Items from a dataset
··········
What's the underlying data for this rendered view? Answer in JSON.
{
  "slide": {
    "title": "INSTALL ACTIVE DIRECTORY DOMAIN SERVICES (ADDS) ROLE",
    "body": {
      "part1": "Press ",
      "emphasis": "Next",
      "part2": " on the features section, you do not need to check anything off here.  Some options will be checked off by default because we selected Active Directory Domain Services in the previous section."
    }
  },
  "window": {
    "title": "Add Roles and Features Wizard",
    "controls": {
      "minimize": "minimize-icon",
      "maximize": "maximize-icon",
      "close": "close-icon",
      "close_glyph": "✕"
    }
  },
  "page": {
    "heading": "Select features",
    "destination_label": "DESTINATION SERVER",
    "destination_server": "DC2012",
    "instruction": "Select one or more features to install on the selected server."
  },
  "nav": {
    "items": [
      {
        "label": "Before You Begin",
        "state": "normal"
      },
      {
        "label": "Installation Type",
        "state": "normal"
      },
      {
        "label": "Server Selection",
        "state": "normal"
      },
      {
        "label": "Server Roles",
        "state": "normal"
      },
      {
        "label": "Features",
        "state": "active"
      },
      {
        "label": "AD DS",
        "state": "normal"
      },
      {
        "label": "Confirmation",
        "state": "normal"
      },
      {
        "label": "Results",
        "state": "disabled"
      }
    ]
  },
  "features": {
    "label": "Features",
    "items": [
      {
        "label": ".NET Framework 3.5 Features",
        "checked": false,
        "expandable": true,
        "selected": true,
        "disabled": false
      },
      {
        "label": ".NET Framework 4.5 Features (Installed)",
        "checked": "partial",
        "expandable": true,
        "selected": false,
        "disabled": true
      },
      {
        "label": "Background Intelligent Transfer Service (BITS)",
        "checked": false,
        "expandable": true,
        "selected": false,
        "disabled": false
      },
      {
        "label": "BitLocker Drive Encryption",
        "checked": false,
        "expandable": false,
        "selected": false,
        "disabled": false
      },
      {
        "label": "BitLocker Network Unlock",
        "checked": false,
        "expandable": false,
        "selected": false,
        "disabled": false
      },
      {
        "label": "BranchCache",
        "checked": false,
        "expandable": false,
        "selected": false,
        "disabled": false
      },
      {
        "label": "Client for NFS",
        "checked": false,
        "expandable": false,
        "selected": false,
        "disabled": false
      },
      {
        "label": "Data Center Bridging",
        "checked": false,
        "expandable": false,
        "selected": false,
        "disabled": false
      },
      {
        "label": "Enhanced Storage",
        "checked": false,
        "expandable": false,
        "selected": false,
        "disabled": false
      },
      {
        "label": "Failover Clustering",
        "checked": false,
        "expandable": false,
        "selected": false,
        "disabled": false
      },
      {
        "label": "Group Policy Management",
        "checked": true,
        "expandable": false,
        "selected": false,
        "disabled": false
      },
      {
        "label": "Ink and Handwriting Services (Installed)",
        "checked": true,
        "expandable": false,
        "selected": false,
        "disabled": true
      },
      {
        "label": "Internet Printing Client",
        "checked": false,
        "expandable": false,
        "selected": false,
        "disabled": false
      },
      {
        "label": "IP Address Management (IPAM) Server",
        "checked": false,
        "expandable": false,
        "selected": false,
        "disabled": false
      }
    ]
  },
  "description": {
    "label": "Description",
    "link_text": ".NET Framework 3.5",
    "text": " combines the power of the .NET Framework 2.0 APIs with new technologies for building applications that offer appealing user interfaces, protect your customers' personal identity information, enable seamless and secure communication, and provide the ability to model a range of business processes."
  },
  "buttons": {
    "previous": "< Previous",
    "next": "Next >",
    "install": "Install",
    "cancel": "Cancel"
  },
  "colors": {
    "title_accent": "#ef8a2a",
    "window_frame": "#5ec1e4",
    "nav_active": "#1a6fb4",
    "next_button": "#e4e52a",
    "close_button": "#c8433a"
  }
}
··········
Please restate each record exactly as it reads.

What's the underlying data for this rendered view? Answer in JSON.
{
  "slide": {
    "title": "INSTALL ACTIVE DIRECTORY DOMAIN SERVICES (ADDS) ROLE",
    "body": {
      "part1": "Press ",
      "emphasis": "Next",
      "part2": " on the features section, you do not need to check anything off here.  Some options will be checked off by default because we selected Active Directory Domain Services in the previous section."
    }
  },
  "window": {
    "title": "Add Roles and Features Wizard",
    "controls": {
      "minimize": "minimize-icon",
      "maximize": "maximize-icon",
      "close": "close-icon",
      "close_glyph": "✕"
    }
  },
  "page": {
    "heading": "Select features",
    "destination_label": "DESTINATION SERVER",
    "destination_server": "DC2012",
    "instruction": "Select one or more features to install on the selected server."
  },
  "nav": {
    "items": [
      {
        "label": "Before You Begin",
        "state": "normal"
      },
      {
        "label": "Installation Type",
        "state": "normal"
      },
      {
        "label": "Server Selection",
        "state": "normal"
      },
      {
        "label": "Server Roles",
        "state": "normal"
      },
      {
        "label": "Features",
        "state": "active"
      },
      {
        "label": "AD DS",
        "state": "normal"
      },
      {
        "label": "Confirmation",
        "state": "normal"
      },
      {
        "label": "Results",
        "state": "disabled"
      }
    ]
  },
  "features": {
    "label": "Features",
    "items": [
      {
        "label": ".NET Framework 3.5 Features",
        "checked": false,
        "expandable": true,
        "selected": true,
        "disabled": false
      },
      {
        "label": ".NET Framework 4.5 Features (Installed)",
        "checked": "partial",
        "expandable": true,
        "selected": false,
        "disabled": true
      },
      {
        "label": "Background Intelligent Transfer Service (BITS)",
        "checked": false,
        "expandable": true,
        "selected": false,
        "disabled": false
      },
      {
        "label": "BitLocker Drive Encryption",
        "checked": false,
        "expandable": false,
        "selected": false,
        "disabled": false
      },
      {
        "label": "BitLocker Network Unlock",
        "checked": false,
        "expandable": false,
        "selected": false,
        "disabled": false
      },
      {
        "label": "BranchCache",
        "checked": false,
        "expandable": false,
        "selected": false,
        "disabled": false
      },
      {
        "label": "Client for NFS",
        "checked": false,
        "expandable": false,
        "selected": false,
        "disabled": false
      },
      {
        "label": "Data Center Bridging",
        "checked": false,
        "expandable": false,
        "selected": false,
        "disabled": false
      },
      {
        "label": "Enhanced Storage",
        "checked": false,
        "expandable": false,
        "selected": false,
        "disabled": false
      },
      {
        "label": "Failover Clustering",
        "checked": false,
        "expandable": false,
        "selected": false,
        "disabled": false
      },
      {
        "label": "Group Policy Management",
        "checked": true,
        "expandable": false,
        "selected": false,
        "disabled": false
      },
      {
        "label": "Ink and Handwriting Services (Installed)",
        "checked": true,
        "expandable": false,
        "selected": false,
        "disabled": true
      },
      {
        "label": "Internet Printing Client",
        "checked": false,
        "expandable": false,
        "selected": false,
        "disabled": false
      },
      {
        "label": "IP Address Management (IPAM) Server",
        "checked": false,
        "expandable": false,
        "selected": false,
        "disabled": false
      }
    ]
  },
  "description": {
    "label": "Description",
    "link_text": ".NET Framework 3.5",
    "text": " combines the power of the .NET Framework 2.0 APIs with new technologies for building applications that offer appealing user interfaces, protect your customers' personal identity information, enable seamless and secure communication, and provide the ability to model a range of business processes."
  },
  "buttons": {
    "previous": "< Previous",
    "next": "Next >",
    "install": "Install",
    "cancel": "Cancel"
  },
  "colors": {
    "title_accent": "#ef8a2a",
    "window_frame": "#5ec1e4",
    "nav_active": "#1a6fb4",
    "next_button": "#e4e52a",
    "close_button": "#c8433a"
  }
}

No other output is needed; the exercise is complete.